SCO Shorts: Sealed Cover Jurisprudence
When do parties submit information to the Court in 'sealed covers', and why does it matter?
What is ‘Sealed Cover Jurisprudence’?
The Supreme Court and lower courts may ask for and accept sensitive and confidential information from government agencies or other persons in ‘sealed covers’. These envelopes can be accessed only by Judges. The contents of sealed covers in court proceedings are inaccessible to the other parties in the case. The practice of Judges asking for evidence in sealed covers and making decisions based on such evidence is known as sealed cover jurisprudence.

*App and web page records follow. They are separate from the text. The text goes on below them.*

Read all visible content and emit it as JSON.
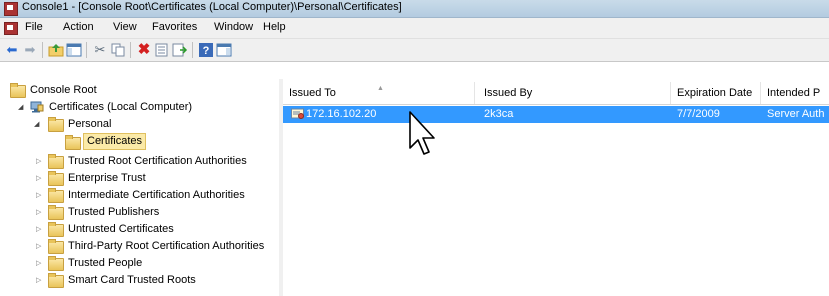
{
  "window": {
    "title": "Console1 - [Console Root\\Certificates (Local Computer)\\Personal\\Certificates]"
  },
  "menu": [
    "File",
    "Action",
    "View",
    "Favorites",
    "Window",
    "Help"
  ],
  "toolbar_icons": [
    "back-arrow-icon",
    "forward-arrow-icon",
    "up-folder-icon",
    "show-hide-console-tree-icon",
    "cut-icon",
    "copy-icon",
    "delete-icon",
    "properties-icon",
    "export-list-icon",
    "help-icon",
    "action-pane-icon"
  ],
  "tree": {
    "items": [
      {
        "label": "Console Root"
      },
      {
        "label": "Certificates (Local Computer)"
      },
      {
        "label": "Personal"
      },
      {
        "label": "Certificates"
      },
      {
        "label": "Trusted Root Certification Authorities"
      },
      {
        "label": "Enterprise Trust"
      },
      {
        "label": "Intermediate Certification Authorities"
      },
      {
        "label": "Trusted Publishers"
      },
      {
        "label": "Untrusted Certificates"
      },
      {
        "label": "Third-Party Root Certification Authorities"
      },
      {
        "label": "Trusted People"
      },
      {
        "label": "Smart Card Trusted Roots"
      }
    ]
  },
  "list": {
    "columns": [
      "Issued To",
      "Issued By",
      "Expiration Date",
      "Intended P"
    ],
    "rows": [
      {
        "issued_to": "172.16.102.20",
        "issued_by": "2k3ca",
        "expiration": "7/7/2009",
        "purpose": "Server Auth"
      }
    ]
  },
  "colors": {
    "selection": "#3399ff",
    "tree_selection": "#fbeaa8"
  }
}
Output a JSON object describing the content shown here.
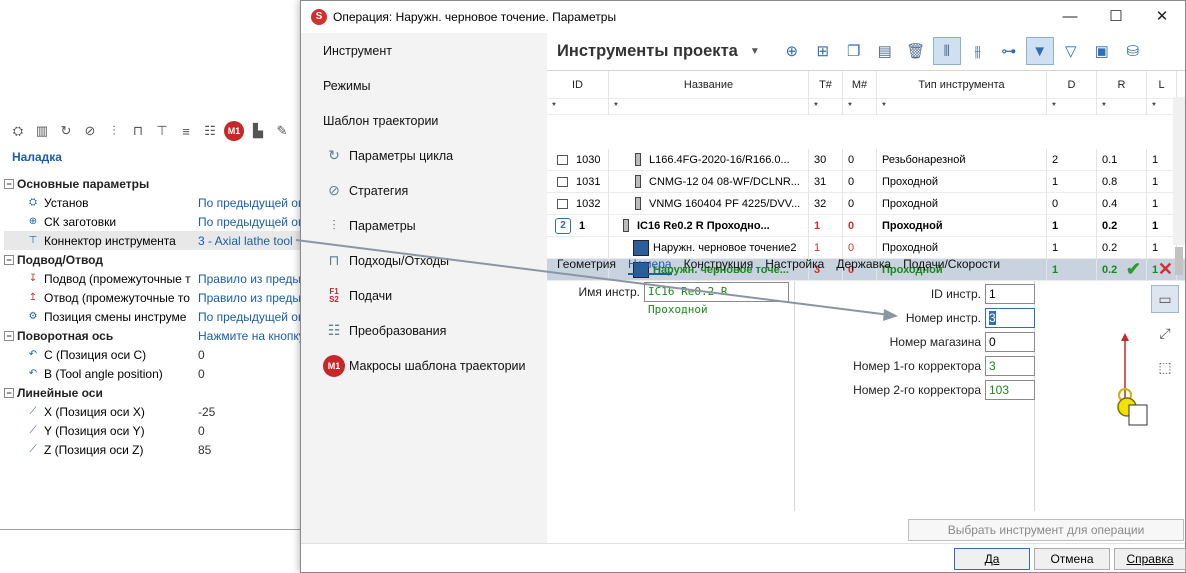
{
  "background_panel": {
    "title": "Наладка",
    "tree": [
      {
        "label": "Основные параметры",
        "value": "",
        "group": true
      },
      {
        "label": "Установ",
        "value": "По предыдущей опе"
      },
      {
        "label": "СК заготовки",
        "value": "По предыдущей опе"
      },
      {
        "label": "Коннектор инструмента",
        "value": "3 - Axial lathe tool"
      },
      {
        "label": "Подвод/Отвод",
        "value": "",
        "group": true
      },
      {
        "label": "Подвод (промежуточные т",
        "value": "Правило из предыду"
      },
      {
        "label": "Отвод (промежуточные то",
        "value": "Правило из предыду"
      },
      {
        "label": "Позиция смены инструме",
        "value": "По предыдущей опе"
      },
      {
        "label": "Поворотная ось",
        "value": "Нажмите на кнопку",
        "group": true
      },
      {
        "label": "C (Позиция оси C)",
        "value": "0"
      },
      {
        "label": "B (Tool angle position)",
        "value": "0"
      },
      {
        "label": "Линейные оси",
        "value": "",
        "group": true
      },
      {
        "label": "X (Позиция оси X)",
        "value": "-25"
      },
      {
        "label": "Y (Позиция оси Y)",
        "value": "0"
      },
      {
        "label": "Z (Позиция оси Z)",
        "value": "85"
      }
    ],
    "toolbar_labels": {
      "m1": "M1"
    }
  },
  "dialog": {
    "title": "Операция: Наружн. черновое точение. Параметры",
    "nav": [
      {
        "label": "Инструмент"
      },
      {
        "label": "Режимы"
      },
      {
        "label": "Шаблон траектории"
      },
      {
        "label": "Параметры цикла"
      },
      {
        "label": "Стратегия"
      },
      {
        "label": "Параметры"
      },
      {
        "label": "Подходы/Отходы"
      },
      {
        "label": "Подачи"
      },
      {
        "label": "Преобразования"
      },
      {
        "label": "Макросы шаблона траектории"
      }
    ],
    "nav_icon_text": {
      "m1": "M1",
      "f1": "F1",
      "s2": "S2"
    },
    "project_tools_title": "Инструменты проекта",
    "table": {
      "headers": [
        "ID",
        "Название",
        "T#",
        "M#",
        "Тип инструмента",
        "D",
        "R",
        "L"
      ],
      "filter_symbol": "*",
      "rows": [
        {
          "id": "1030",
          "name": "L166.4FG-2020-16/R166.0...",
          "t": "30",
          "m": "0",
          "type": "Резьбонарезной",
          "d": "2",
          "r": "0.1",
          "l": "1"
        },
        {
          "id": "1031",
          "name": "CNMG-12 04 08-WF/DCLNR...",
          "t": "31",
          "m": "0",
          "type": "Проходной",
          "d": "1",
          "r": "0.8",
          "l": "1"
        },
        {
          "id": "1032",
          "name": "VNMG 160404 PF 4225/DVV...",
          "t": "32",
          "m": "0",
          "type": "Проходной",
          "d": "0",
          "r": "0.4",
          "l": "1"
        },
        {
          "id": "1",
          "name": "IC16 Re0.2 R Проходно...",
          "t": "1",
          "m": "0",
          "type": "Проходной",
          "d": "1",
          "r": "0.2",
          "l": "1"
        },
        {
          "id": "",
          "name": "Наружн. черновое точение2",
          "t": "1",
          "m": "0",
          "type": "Проходной",
          "d": "1",
          "r": "0.2",
          "l": "1"
        },
        {
          "id": "",
          "name": "Наружн. черновое точе...",
          "t": "3",
          "m": "0",
          "type": "Проходной",
          "d": "1",
          "r": "0.2",
          "l": "1"
        }
      ]
    },
    "tabs": [
      "Геометрия",
      "Номера",
      "Конструкция",
      "Настройка",
      "Державка",
      "Подачи/Скорости"
    ],
    "active_tab": "Номера",
    "form": {
      "tool_name_label": "Имя инстр.",
      "tool_name_value": "IC16 Re0.2 R Проходной",
      "id_label": "ID инстр.",
      "id_value": "1",
      "tool_number_label": "Номер инстр.",
      "tool_number_value": "3",
      "magazine_label": "Номер магазина",
      "magazine_value": "0",
      "corrector1_label": "Номер 1-го корректора",
      "corrector1_value": "3",
      "corrector2_label": "Номер 2-го корректора",
      "corrector2_value": "103"
    },
    "select_tool_button": "Выбрать инструмент для операции",
    "buttons": {
      "ok": "Да",
      "cancel": "Отмена",
      "help": "Справка"
    }
  },
  "colors": {
    "accent": "#1a5ea8",
    "green": "#1b8a1b",
    "red": "#d32f2f",
    "selection": "#c8d3df"
  }
}
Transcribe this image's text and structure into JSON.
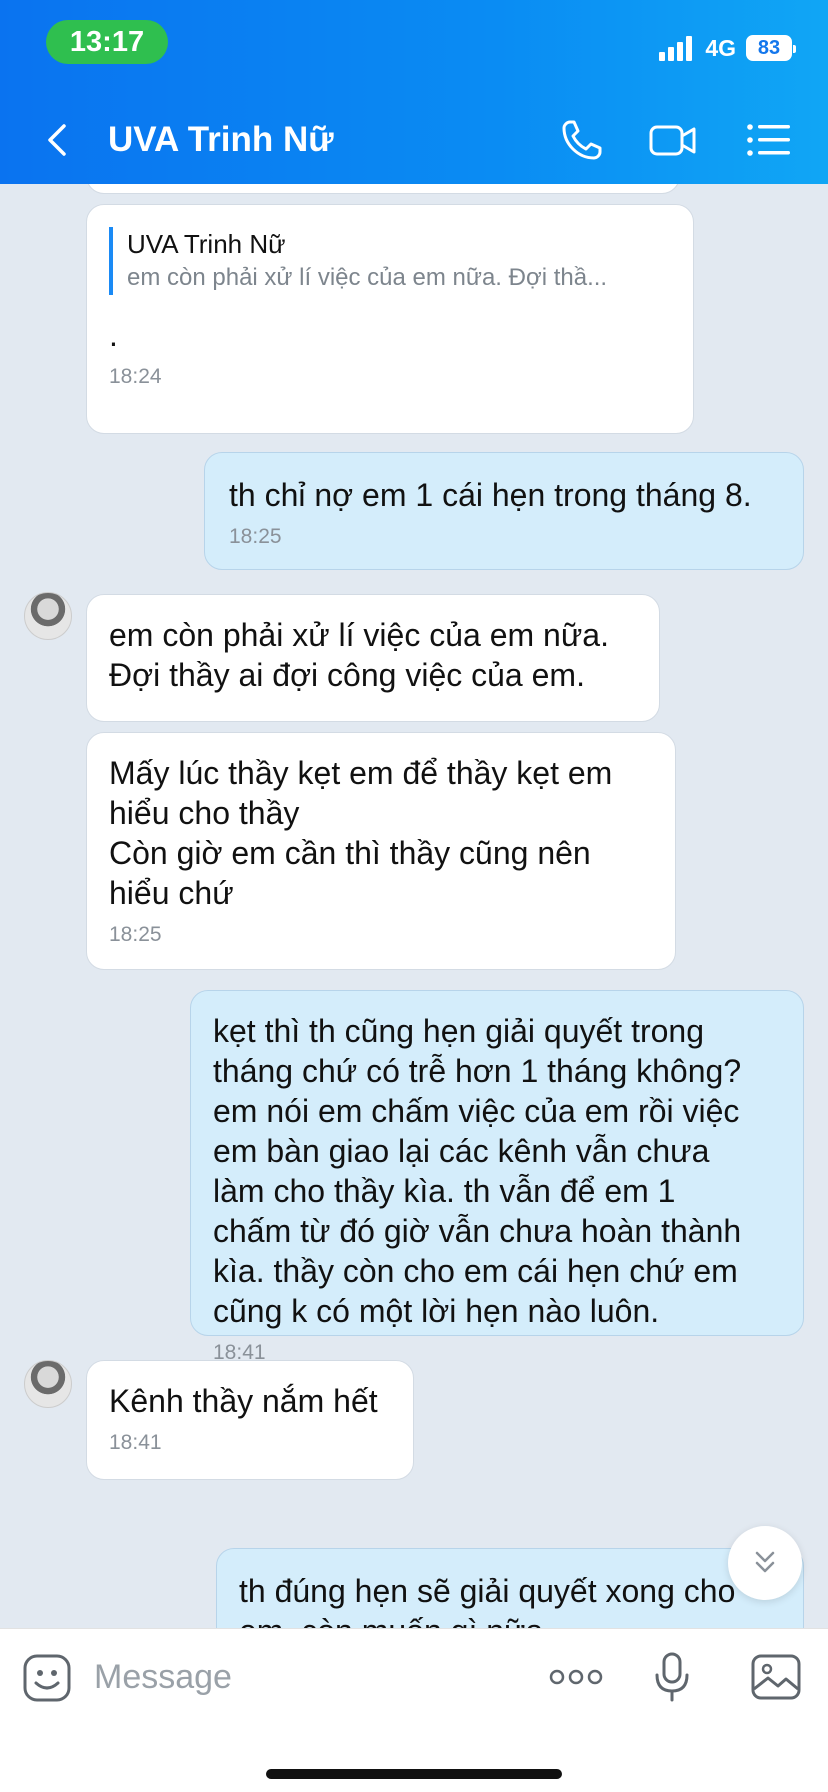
{
  "status_bar": {
    "time": "13:17",
    "network": "4G",
    "battery": "83"
  },
  "header": {
    "title": "UVA Trinh Nữ"
  },
  "messages": [
    {
      "quoted_name": "UVA Trinh Nữ",
      "quoted_text": "em còn phải xử lí việc của em nữa. Đợi thầ...",
      "text": ".",
      "time": "18:24"
    },
    {
      "text": "th chỉ nợ em 1 cái hẹn trong tháng 8.",
      "time": "18:25"
    },
    {
      "text": "em còn phải xử lí việc của em nữa.\nĐợi thầy ai đợi công việc của em."
    },
    {
      "text": "Mấy lúc thầy kẹt em để thầy kẹt em\nhiểu cho thầy\nCòn giờ em cần thì thầy cũng nên\nhiểu chứ",
      "time": "18:25"
    },
    {
      "text": "kẹt thì th cũng hẹn giải quyết trong\ntháng chứ có trễ hơn 1 tháng không?\nem nói em chấm việc của em rồi việc\nem bàn giao lại các kênh vẫn chưa\nlàm cho thầy kìa. th vẫn để em 1\nchấm từ đó giờ vẫn chưa hoàn thành\nkìa. thầy còn cho em cái hẹn chứ em\ncũng k có một lời hẹn nào luôn.",
      "time": "18:41"
    },
    {
      "text": "Kênh thầy nắm hết",
      "time": "18:41"
    },
    {
      "text": "th đúng hẹn sẽ giải quyết xong cho\nem, còn muốn gì nữa"
    }
  ],
  "input": {
    "placeholder": "Message"
  }
}
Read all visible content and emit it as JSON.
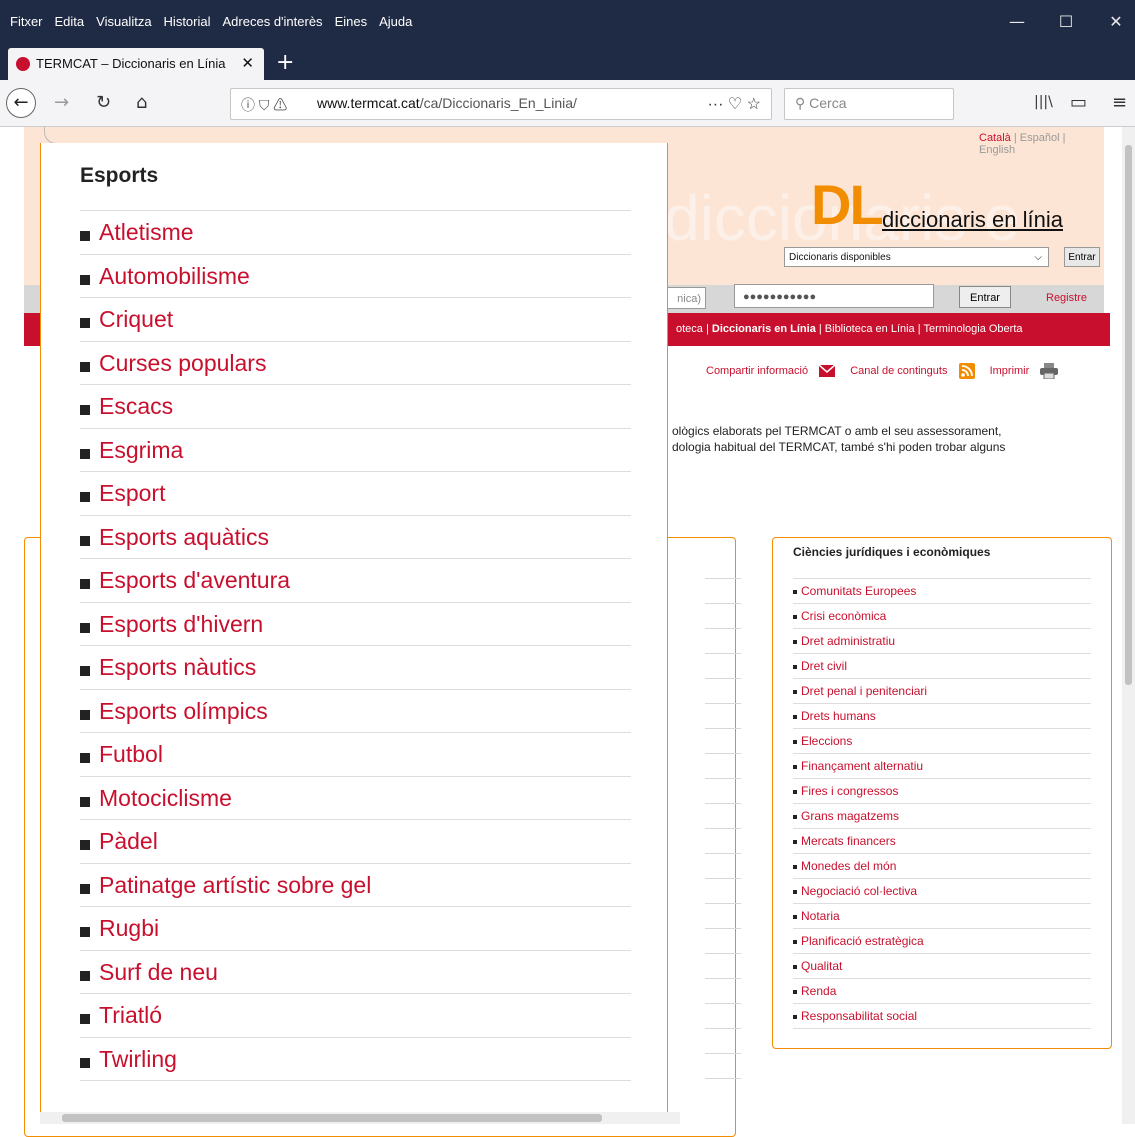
{
  "menubar": {
    "items": [
      "Fitxer",
      "Edita",
      "Visualitza",
      "Historial",
      "Adreces d'interès",
      "Eines",
      "Ajuda"
    ],
    "minimize": "—",
    "maximize": "☐",
    "close": "✕"
  },
  "tab": {
    "title": "TERMCAT – Diccionaris en Línia",
    "close": "✕",
    "new_tab": "+"
  },
  "navbar": {
    "back": "←",
    "forward": "→",
    "reload": "↻",
    "home": "⌂",
    "url_domain": "www.termcat.cat",
    "url_path": "/ca/Diccionaris_En_Linia/",
    "url_actions": "···  ♡  ☆",
    "search_placeholder": "Cerca",
    "library": "|||\\",
    "sidebar": "▭",
    "menu": "≡"
  },
  "banner": {
    "lang_current": "Català",
    "lang_es": "Español",
    "lang_en": "English",
    "logo": "DL",
    "logo_text": "diccionaris en línia",
    "ghost_text": "diccionaris e",
    "select_value": "Diccionaris disponibles",
    "entrar": "Entrar"
  },
  "login": {
    "user_partial": "nica)",
    "password_mask": "●●●●●●●●●●●",
    "entrar": "Entrar",
    "registre": "Registre"
  },
  "rednav": {
    "text_a": "oteca | ",
    "text_b": "Diccionaris en Línia",
    "text_c": " | Biblioteca en Línia | Terminologia Oberta"
  },
  "actions": {
    "share": "Compartir informació",
    "feed": "Canal de continguts",
    "print": "Imprimir"
  },
  "intro": {
    "line1": "ològics elaborats pel TERMCAT o amb el seu assessorament,",
    "line2": "dologia habitual del TERMCAT, també s'hi poden trobar alguns"
  },
  "rightbox": {
    "title": "Ciències jurídiques i econòmiques",
    "items": [
      "Comunitats Europees",
      "Crisi econòmica",
      "Dret administratiu",
      "Dret civil",
      "Dret penal i penitenciari",
      "Drets humans",
      "Eleccions",
      "Finançament alternatiu",
      "Fires i congressos",
      "Grans magatzems",
      "Mercats financers",
      "Monedes del món",
      "Negociació col·lectiva",
      "Notaria",
      "Planificació estratègica",
      "Qualitat",
      "Renda",
      "Responsabilitat social"
    ]
  },
  "popup": {
    "title": "Esports",
    "items": [
      "Atletisme",
      "Automobilisme",
      "Criquet",
      "Curses populars",
      "Escacs",
      "Esgrima",
      "Esport",
      "Esports aquàtics",
      "Esports d'aventura",
      "Esports d'hivern",
      "Esports nàutics",
      "Esports olímpics",
      "Futbol",
      "Motociclisme",
      "Pàdel",
      "Patinatge artístic sobre gel",
      "Rugbi",
      "Surf de neu",
      "Triatló",
      "Twirling"
    ]
  }
}
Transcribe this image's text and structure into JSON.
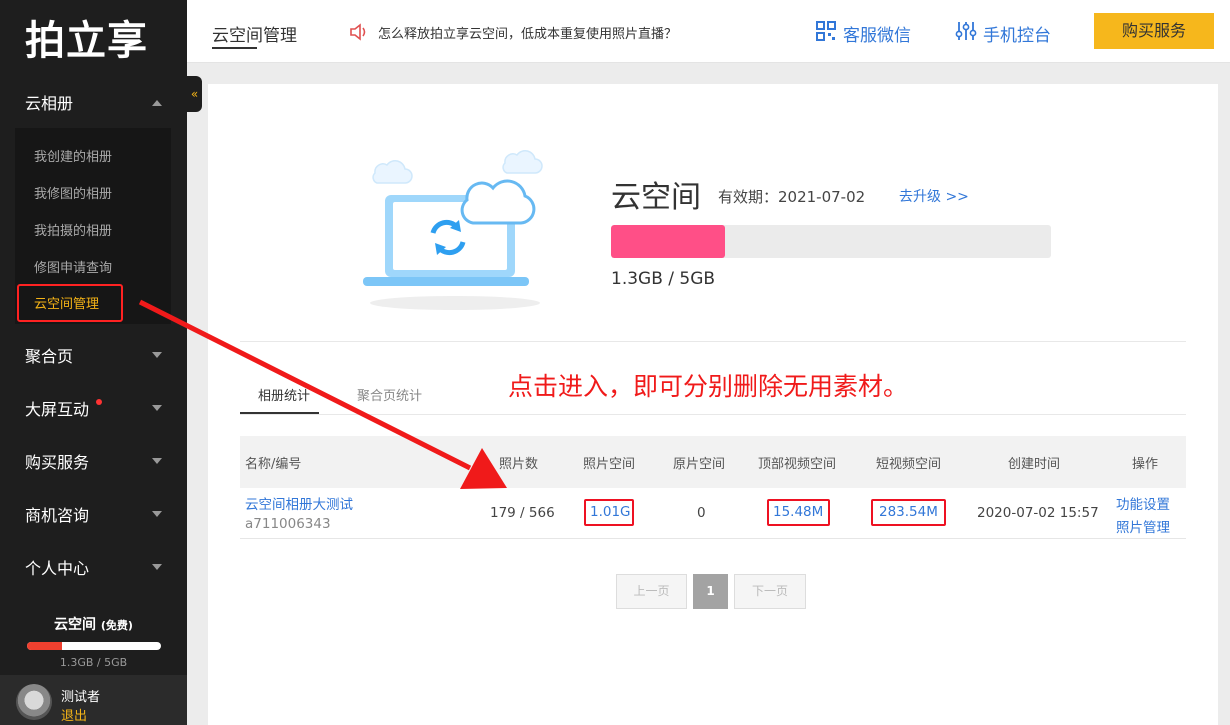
{
  "sidebar": {
    "logo": "拍立享",
    "collapse_icon": "«",
    "groups": [
      {
        "label": "云相册"
      },
      {
        "label": "聚合页"
      },
      {
        "label": "大屏互动"
      },
      {
        "label": "购买服务"
      },
      {
        "label": "商机咨询"
      },
      {
        "label": "个人中心"
      }
    ],
    "sub_items": [
      {
        "label": "我创建的相册"
      },
      {
        "label": "我修图的相册"
      },
      {
        "label": "我拍摄的相册"
      },
      {
        "label": "修图申请查询"
      },
      {
        "label": "云空间管理"
      }
    ],
    "storage": {
      "title": "云空间",
      "tag": "(免费)",
      "usage_text": "1.3GB / 5GB",
      "used_fraction": 0.26
    },
    "user": {
      "name": "测试者",
      "logout": "退出"
    }
  },
  "topbar": {
    "title": "云空间管理",
    "notice": "怎么释放拍立享云空间，低成本重复使用照片直播？",
    "wechat": "客服微信",
    "mobile": "手机控台",
    "buy": "购买服务"
  },
  "hero": {
    "title": "云空间",
    "validity": "有效期：2021-07-02",
    "upgrade": "去升级 >>",
    "used_fraction": 0.26,
    "usage_text": "1.3GB / 5GB"
  },
  "tabs": [
    {
      "label": "相册统计"
    },
    {
      "label": "聚合页统计"
    }
  ],
  "annotation": "点击进入，即可分别删除无用素材。",
  "table": {
    "headers": [
      "名称/编号",
      "照片数",
      "照片空间",
      "原片空间",
      "顶部视频空间",
      "短视频空间",
      "创建时间",
      "操作"
    ],
    "row": {
      "name": "云空间相册大测试",
      "id": "a711006343",
      "photos": "179 / 566",
      "photo_space": "1.01G",
      "original_space": "0",
      "top_video_space": "15.48M",
      "short_video_space": "283.54M",
      "created": "2020-07-02 15:57",
      "action1": "功能设置",
      "action2": "照片管理"
    }
  },
  "pager": {
    "prev": "上一页",
    "current": "1",
    "next": "下一页"
  },
  "colors": {
    "accent": "#f6b71c",
    "link": "#3277d8",
    "bar_fill": "#ff4f87",
    "highlight": "#ee1122"
  }
}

Government agencies have increasingly begun to submit evidence in sealed covers—however, whether this practice is acceptable or not is being scrutinised. On March 15th, the Court, while staying the Union’s ban on Malayalam news channel MediaOne TV, decried the practice of submitting evidence in sealed covers.
Why Does it Matter?
Sealed covers are typically used when the information submitted by government agencies or by other persons is so sensitive that the public must not learn about it. In these situations, the Court requests information in sealed covers to ensure ‘complete justice’. For example, sealed covers are to be used when the information in a case is confidential and sensitive, or when the information is collected as part of an ongoing investigation. This is to ensure that the investigation is not affected and that there is no adverse impact on the party submitting the information.
However, sealed cover jurisprudence may erode transparency, militating not just against citizens’ access to information about the proceedings, but also the other party’s ability to understand all the facts of the case. Some have argued that this violates the principles of natural justice. Concerns have arisen about the Court’s use of sealed cover jurisprudence in fundamental rights and civil liberties cases, such as in the arrests of the five activists in the Bhima Koregaon case.
Where Does the Court Derive the Power to Ask for ‘Sealed Covers’?
Order XIII Rule 7 of the Supreme Court Rules, 2013, states that no person has the right to access the information contained in a sealed cover prepared under the directions of the Chief Justice or the Court. Only with the permission of the Chief Justice and the Court can persons access the sealed cover.
When has Sealed Cover Jurisprudence Been Used in the Past?
While refusing to stay the arrest of five activists implicated in the Bhima-Koregaon case, a Bench led by Chief Justice Dipak Misra in 2018 relied on evidence submitted by the Maharashtra Government in a sealed cover.
In 2018, in the Rafale Fighter Jet Deal case, Chief Justice Ranjan Gogoi directed the Union to submit details of the deal, the decision-making employed while drawing up the deal, and the pricing structure to the Court in a sealed cover. The Union had argued that that the information was subject to the Official Secrets Act, 1923.
In the National Register of Citizens (NRC) case in Assam, a Bench led by Gogoi CJI in 2019 directed the coordinator of the NRC to submit information about the exercise to the Court in a sealed cover. The contents of the sealed cover were inaccessible to both the government and the petitioner (Assam Public Works).
In 2018, a Court-appointed committee submitted its report in a sealed cover in the challenge to the ‘fake encounters’ conducted by the Gujarat Police between 2002 and 2006. In 2019, the Election Commission submitted a report in a sealed cover in Narendra Modi’s Biopic Release case. Sealed covers were also submitted in the sexual harassment case against Gogoi CJI (2019), in the Ayodhya Title dispute (2019), and in the Electoral Bonds case (2021).
More recently, the Court has expressed displeasure with the use of the sealed covers. In March 2022, Chief Justice Ramana admonished the Bihar government for submitting information in a sealed cover in the Muzaffarpur Shelter case, stating that a sealed cover need not have been used. The very same day, a Bench led by Justice Chandrachud critiqued the practice while lifting the stay on MediaOneTV, saying that the Court would consider whether the practice of submitting information in sealed covers is legally tenable.